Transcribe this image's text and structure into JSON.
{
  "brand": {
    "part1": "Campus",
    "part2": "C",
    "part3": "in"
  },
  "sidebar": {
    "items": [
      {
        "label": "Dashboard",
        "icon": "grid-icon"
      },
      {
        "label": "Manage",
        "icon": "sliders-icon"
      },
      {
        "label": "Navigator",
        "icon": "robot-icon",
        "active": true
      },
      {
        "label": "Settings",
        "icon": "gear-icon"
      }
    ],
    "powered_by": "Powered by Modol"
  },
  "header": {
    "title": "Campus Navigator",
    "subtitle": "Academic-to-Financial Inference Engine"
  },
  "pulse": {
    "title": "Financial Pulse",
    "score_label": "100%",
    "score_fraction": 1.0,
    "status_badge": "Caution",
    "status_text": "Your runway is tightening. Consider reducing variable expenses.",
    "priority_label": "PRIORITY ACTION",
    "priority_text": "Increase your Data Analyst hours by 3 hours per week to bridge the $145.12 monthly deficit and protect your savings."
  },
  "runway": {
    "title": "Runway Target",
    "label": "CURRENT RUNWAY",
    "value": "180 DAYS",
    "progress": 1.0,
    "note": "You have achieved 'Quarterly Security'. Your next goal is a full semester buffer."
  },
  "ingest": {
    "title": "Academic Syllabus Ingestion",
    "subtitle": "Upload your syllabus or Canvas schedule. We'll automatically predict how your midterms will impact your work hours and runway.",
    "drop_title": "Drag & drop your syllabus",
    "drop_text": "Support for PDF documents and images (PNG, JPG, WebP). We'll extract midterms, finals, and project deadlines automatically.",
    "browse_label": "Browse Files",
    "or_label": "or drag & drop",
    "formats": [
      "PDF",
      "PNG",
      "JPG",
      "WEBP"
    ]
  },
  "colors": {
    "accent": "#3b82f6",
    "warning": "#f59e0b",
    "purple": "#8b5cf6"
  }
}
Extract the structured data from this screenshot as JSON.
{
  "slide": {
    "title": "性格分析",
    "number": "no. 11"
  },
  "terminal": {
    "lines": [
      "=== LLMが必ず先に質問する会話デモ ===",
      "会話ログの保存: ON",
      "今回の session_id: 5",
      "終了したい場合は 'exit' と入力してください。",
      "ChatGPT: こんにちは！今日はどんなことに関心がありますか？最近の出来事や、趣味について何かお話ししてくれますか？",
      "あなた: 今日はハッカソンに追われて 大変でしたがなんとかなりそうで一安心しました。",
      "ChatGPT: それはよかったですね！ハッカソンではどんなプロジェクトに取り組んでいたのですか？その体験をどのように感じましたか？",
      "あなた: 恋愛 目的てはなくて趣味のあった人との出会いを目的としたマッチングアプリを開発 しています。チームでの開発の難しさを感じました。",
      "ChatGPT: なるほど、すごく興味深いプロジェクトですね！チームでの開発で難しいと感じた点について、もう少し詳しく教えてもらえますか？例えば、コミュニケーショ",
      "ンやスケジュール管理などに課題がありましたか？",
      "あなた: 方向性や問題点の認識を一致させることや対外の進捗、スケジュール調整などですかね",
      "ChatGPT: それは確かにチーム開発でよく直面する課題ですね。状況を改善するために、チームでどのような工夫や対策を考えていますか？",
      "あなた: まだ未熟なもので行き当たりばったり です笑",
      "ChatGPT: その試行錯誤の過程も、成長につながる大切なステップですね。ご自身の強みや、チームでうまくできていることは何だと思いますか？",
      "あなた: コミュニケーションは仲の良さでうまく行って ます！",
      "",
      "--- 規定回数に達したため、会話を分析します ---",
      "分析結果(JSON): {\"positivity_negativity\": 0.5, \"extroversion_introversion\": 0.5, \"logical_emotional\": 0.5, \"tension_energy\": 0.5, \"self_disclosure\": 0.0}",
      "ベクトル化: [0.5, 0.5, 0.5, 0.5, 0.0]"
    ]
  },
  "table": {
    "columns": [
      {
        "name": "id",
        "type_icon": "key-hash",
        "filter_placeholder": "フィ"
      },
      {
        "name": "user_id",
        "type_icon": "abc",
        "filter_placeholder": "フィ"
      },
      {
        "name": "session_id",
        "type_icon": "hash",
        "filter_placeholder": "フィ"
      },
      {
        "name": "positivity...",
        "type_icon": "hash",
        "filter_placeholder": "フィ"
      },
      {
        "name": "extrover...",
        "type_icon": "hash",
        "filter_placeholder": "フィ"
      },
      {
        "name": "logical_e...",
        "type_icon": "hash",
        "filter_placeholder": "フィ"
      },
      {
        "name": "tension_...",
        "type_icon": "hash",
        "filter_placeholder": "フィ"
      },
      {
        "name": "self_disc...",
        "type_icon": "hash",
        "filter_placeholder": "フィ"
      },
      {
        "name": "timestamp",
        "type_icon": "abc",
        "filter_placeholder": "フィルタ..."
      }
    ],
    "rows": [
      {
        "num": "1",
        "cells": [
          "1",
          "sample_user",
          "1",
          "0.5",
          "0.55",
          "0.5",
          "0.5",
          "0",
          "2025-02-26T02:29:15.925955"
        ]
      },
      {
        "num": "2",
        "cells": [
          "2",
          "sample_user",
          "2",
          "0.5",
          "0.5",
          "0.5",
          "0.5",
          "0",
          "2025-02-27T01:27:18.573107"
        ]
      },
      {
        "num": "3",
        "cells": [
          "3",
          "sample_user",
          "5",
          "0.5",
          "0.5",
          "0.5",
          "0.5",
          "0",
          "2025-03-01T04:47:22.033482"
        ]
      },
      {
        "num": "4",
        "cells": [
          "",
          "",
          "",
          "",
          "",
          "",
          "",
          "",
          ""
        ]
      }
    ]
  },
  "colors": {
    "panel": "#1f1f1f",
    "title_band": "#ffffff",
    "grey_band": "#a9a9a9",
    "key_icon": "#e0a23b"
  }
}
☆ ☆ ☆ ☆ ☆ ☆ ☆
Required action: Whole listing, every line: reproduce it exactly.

Response area:
Transcribe this image's text and structure into JSON.
{
  "brand": {
    "part1": "Campus",
    "part2": "C",
    "part3": "in"
  },
  "sidebar": {
    "items": [
      {
        "label": "Dashboard",
        "icon": "grid-icon"
      },
      {
        "label": "Manage",
        "icon": "sliders-icon"
      },
      {
        "label": "Navigator",
        "icon": "robot-icon",
        "active": true
      },
      {
        "label": "Settings",
        "icon": "gear-icon"
      }
    ],
    "powered_by": "Powered by Modol"
  },
  "header": {
    "title": "Campus Navigator",
    "subtitle": "Academic-to-Financial Inference Engine"
  },
  "pulse": {
    "title": "Financial Pulse",
    "score_label": "100%",
    "score_fraction": 1.0,
    "status_badge": "Caution",
    "status_text": "Your runway is tightening. Consider reducing variable expenses.",
    "priority_label": "PRIORITY ACTION",
    "priority_text": "Increase your Data Analyst hours by 3 hours per week to bridge the $145.12 monthly deficit and protect your savings."
  },
  "runway": {
    "title": "Runway Target",
    "label": "CURRENT RUNWAY",
    "value": "180 DAYS",
    "progress": 1.0,
    "note": "You have achieved 'Quarterly Security'. Your next goal is a full semester buffer."
  },
  "ingest": {
    "title": "Academic Syllabus Ingestion",
    "subtitle": "Upload your syllabus or Canvas schedule. We'll automatically predict how your midterms will impact your work hours and runway.",
    "drop_title": "Drag & drop your syllabus",
    "drop_text": "Support for PDF documents and images (PNG, JPG, WebP). We'll extract midterms, finals, and project deadlines automatically.",
    "browse_label": "Browse Files",
    "or_label": "or drag & drop",
    "formats": [
      "PDF",
      "PNG",
      "JPG",
      "WEBP"
    ]
  },
  "colors": {
    "accent": "#3b82f6",
    "warning": "#f59e0b",
    "purple": "#8b5cf6"
  }
}
Extract the structured data from this screenshot as JSON.
{
  "slide": {
    "title": "性格分析",
    "number": "no. 11"
  },
  "terminal": {
    "lines": [
      "=== LLMが必ず先に質問する会話デモ ===",
      "会話ログの保存: ON",
      "今回の session_id: 5",
      "終了したい場合は 'exit' と入力してください。",
      "ChatGPT: こんにちは！今日はどんなことに関心がありますか？最近の出来事や、趣味について何かお話ししてくれますか？",
      "あなた: 今日はハッカソンに追われて 大変でしたがなんとかなりそうで一安心しました。",
      "ChatGPT: それはよかったですね！ハッカソンではどんなプロジェクトに取り組んでいたのですか？その体験をどのように感じましたか？",
      "あなた: 恋愛 目的てはなくて趣味のあった人との出会いを目的としたマッチングアプリを開発 しています。チームでの開発の難しさを感じました。",
      "ChatGPT: なるほど、すごく興味深いプロジェクトですね！チームでの開発で難しいと感じた点について、もう少し詳しく教えてもらえますか？例えば、コミュニケーショ",
      "ンやスケジュール管理などに課題がありましたか？",
      "あなた: 方向性や問題点の認識を一致させることや対外の進捗、スケジュール調整などですかね",
      "ChatGPT: それは確かにチーム開発でよく直面する課題ですね。状況を改善するために、チームでどのような工夫や対策を考えていますか？",
      "あなた: まだ未熟なもので行き当たりばったり です笑",
      "ChatGPT: その試行錯誤の過程も、成長につながる大切なステップですね。ご自身の強みや、チームでうまくできていることは何だと思いますか？",
      "あなた: コミュニケーションは仲の良さでうまく行って ます！",
      "",
      "--- 規定回数に達したため、会話を分析します ---",
      "分析結果(JSON): {\"positivity_negativity\": 0.5, \"extroversion_introversion\": 0.5, \"logical_emotional\": 0.5, \"tension_energy\": 0.5, \"self_disclosure\": 0.0}",
      "ベクトル化: [0.5, 0.5, 0.5, 0.5, 0.0]"
    ]
  },
  "table": {
    "columns": [
      {
        "name": "id",
        "type_icon": "key-hash",
        "filter_placeholder": "フィ"
      },
      {
        "name": "user_id",
        "type_icon": "abc",
        "filter_placeholder": "フィ"
      },
      {
        "name": "session_id",
        "type_icon": "hash",
        "filter_placeholder": "フィ"
      },
      {
        "name": "positivity...",
        "type_icon": "hash",
        "filter_placeholder": "フィ"
      },
      {
        "name": "extrover...",
        "type_icon": "hash",
        "filter_placeholder": "フィ"
      },
      {
        "name": "logical_e...",
        "type_icon": "hash",
        "filter_placeholder": "フィ"
      },
      {
        "name": "tension_...",
        "type_icon": "hash",
        "filter_placeholder": "フィ"
      },
      {
        "name": "self_disc...",
        "type_icon": "hash",
        "filter_placeholder": "フィ"
      },
      {
        "name": "timestamp",
        "type_icon": "abc",
        "filter_placeholder": "フィルタ..."
      }
    ],
    "rows": [
      {
        "num": "1",
        "cells": [
          "1",
          "sample_user",
          "1",
          "0.5",
          "0.55",
          "0.5",
          "0.5",
          "0",
          "2025-02-26T02:29:15.925955"
        ]
      },
      {
        "num": "2",
        "cells": [
          "2",
          "sample_user",
          "2",
          "0.5",
          "0.5",
          "0.5",
          "0.5",
          "0",
          "2025-02-27T01:27:18.573107"
        ]
      },
      {
        "num": "3",
        "cells": [
          "3",
          "sample_user",
          "5",
          "0.5",
          "0.5",
          "0.5",
          "0.5",
          "0",
          "2025-03-01T04:47:22.033482"
        ]
      },
      {
        "num": "4",
        "cells": [
          "",
          "",
          "",
          "",
          "",
          "",
          "",
          "",
          ""
        ]
      }
    ]
  },
  "colors": {
    "panel": "#1f1f1f",
    "title_band": "#ffffff",
    "grey_band": "#a9a9a9",
    "key_icon": "#e0a23b"
  }
}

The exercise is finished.